|US6381345||Jun 3, 1997||Apr 30, 2002||At&T Corp.||Method and apparatus for detecting eye location in an image|
|US6571002||Nov 9, 1999||May 27, 2003||Mitsubishi Denki Kabushiki Kaisha||Eye open/close detection through correlation|
|US6895103 *||Jun 19, 2001||May 17, 2005||Eastman Kodak Company||Method for automatically locating eyes in an image|
|USRE36041||Nov 16, 1994||Jan 12, 1999||Massachusetts Institute Of Technology||Face recognition system|
|1||Conference on Advanced Video and Signal based Surveillance, Sep. 15-16, 2005, pp. 111-116.|
|2||Hansen, Hammoud, Boosting Particle Filter-based Eye Tracker Performance Through Adapted Likelihood Function, IEEE International, Pub. 2005.|
|Citing Patent||Filing date||Publication date||Applicant||Title|
|US8467570 *||Nov 21, 2006||Jun 18, 2013||Honeywell International Inc.||Tracking system with fused motion and object detection|
|US8885882||Jul 16, 2012||Nov 11, 2014||The Research Foundation For The State University Of New York||Real time eye tracking for human computer interaction|
|US8934665 *||Nov 28, 2007||Jan 13, 2015||Samsung Electronics Co., Ltd.||Method and apparatus for tracking object, and method and apparatus for calculating object pose information|
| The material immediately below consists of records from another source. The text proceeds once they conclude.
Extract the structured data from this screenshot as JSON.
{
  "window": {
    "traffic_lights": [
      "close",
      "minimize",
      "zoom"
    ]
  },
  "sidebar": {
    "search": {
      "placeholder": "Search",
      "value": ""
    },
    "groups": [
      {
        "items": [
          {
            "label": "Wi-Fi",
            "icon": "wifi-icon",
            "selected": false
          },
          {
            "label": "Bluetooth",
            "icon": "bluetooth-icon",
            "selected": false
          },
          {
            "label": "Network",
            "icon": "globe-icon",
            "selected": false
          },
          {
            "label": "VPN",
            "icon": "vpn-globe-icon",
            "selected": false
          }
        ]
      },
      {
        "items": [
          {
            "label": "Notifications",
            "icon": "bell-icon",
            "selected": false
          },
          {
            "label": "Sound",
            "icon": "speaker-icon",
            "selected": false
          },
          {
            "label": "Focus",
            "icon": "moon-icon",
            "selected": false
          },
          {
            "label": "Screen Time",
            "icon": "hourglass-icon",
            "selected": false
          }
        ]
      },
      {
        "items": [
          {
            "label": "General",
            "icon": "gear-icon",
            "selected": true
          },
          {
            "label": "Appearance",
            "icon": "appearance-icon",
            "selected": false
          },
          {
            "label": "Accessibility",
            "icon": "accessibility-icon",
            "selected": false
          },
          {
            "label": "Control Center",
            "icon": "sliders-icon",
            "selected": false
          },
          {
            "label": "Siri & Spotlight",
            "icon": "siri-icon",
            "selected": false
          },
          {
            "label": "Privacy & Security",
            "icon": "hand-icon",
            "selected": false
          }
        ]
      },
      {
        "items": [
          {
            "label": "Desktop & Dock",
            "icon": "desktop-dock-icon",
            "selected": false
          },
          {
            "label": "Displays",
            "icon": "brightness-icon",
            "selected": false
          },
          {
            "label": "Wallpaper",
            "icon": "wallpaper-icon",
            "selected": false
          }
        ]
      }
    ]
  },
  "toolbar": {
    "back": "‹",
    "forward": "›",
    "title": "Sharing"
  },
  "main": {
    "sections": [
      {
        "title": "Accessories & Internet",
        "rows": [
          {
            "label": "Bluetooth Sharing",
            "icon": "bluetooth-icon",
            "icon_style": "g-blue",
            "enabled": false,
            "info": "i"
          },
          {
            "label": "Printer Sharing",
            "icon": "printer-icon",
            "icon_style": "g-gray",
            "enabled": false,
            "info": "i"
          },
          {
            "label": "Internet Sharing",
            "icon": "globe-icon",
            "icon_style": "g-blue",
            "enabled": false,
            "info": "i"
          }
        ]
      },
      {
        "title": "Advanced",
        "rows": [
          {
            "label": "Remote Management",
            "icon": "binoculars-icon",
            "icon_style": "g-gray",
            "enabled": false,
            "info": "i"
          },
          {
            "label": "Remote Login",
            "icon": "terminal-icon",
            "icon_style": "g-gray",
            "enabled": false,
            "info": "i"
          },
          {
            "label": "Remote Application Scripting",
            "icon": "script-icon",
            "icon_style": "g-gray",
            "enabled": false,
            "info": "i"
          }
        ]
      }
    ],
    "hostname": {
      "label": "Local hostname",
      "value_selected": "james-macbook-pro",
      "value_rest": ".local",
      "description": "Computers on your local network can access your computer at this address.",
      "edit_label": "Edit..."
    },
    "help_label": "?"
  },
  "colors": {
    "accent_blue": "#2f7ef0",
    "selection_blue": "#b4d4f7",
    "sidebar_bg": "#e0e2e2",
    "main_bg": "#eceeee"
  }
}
|US9265458||Dec 4, 2012||Feb 23, 2016||Sync-Think, Inc.||Application of smooth pursuit cognitive testing paradigms to clinical drug development|
|US9323989 *||Dec 6, 2013||Apr 26, 2016||Samsung Display Co., Ltd.||Tracking device|
|US9380976||Mar 11, 2013||Jul 5, 2016||Sync-Think, Inc.||Optical neuroinformatics|
|US20080002856 *||Nov 21, 2006||Jan 3, 2008||Honeywell International Inc.||Tracking system with fused motion and object detection|
|US20080187175 *||Nov 28, 2007||Aug 7, 2008||Samsung Electronics Co., Ltd.||Method and apparatus for tracking object, and method and apparatus for calculating object pose information|
|US20080201641 *||Feb 21, 2007||Aug 21, 2008||Yiling Xie||Method And The Associated Mechanism For 3-D Simulation Stored-Image Database-Driven Spectacle Frame Fitting Services Over Public Network|
|US20090123031 *||Nov 13, 2007||May 14, 2009||Smith Matthew R||Awareness detection system and method|
|U.S. Classification||382/117, 382/209, 382/103, 382/291, 348/78|
|International Classification||G06K9/62, G06K9/36, G06K9/00, H04N7/18|
|Cooperative Classification||G06K9/00604, G06T7/20|
|European Classification||G06K9/00S1, G06T7/20|
|Jun 14, 2006||AS||Assignment|
Owner name: DELPHI TECHNOLOGIES, INC., MICHIGAN
Free format text: ASSIGNMENT OF ASSIGNORS INTEREST;ASSIGNOR:HAMMOUD, RIAD I.;REEL/FRAME:018003/0681
Effective date: 20060606
|Jun 28, 2013||REMI||Maintenance fee reminder mailed|
|Nov 17, 2013||LAPS||Lapse for failure to pay maintenance fees|
|Jan 7, 2014||FP||Expired due to failure to pay maintenance fee|
Effective date: 20131117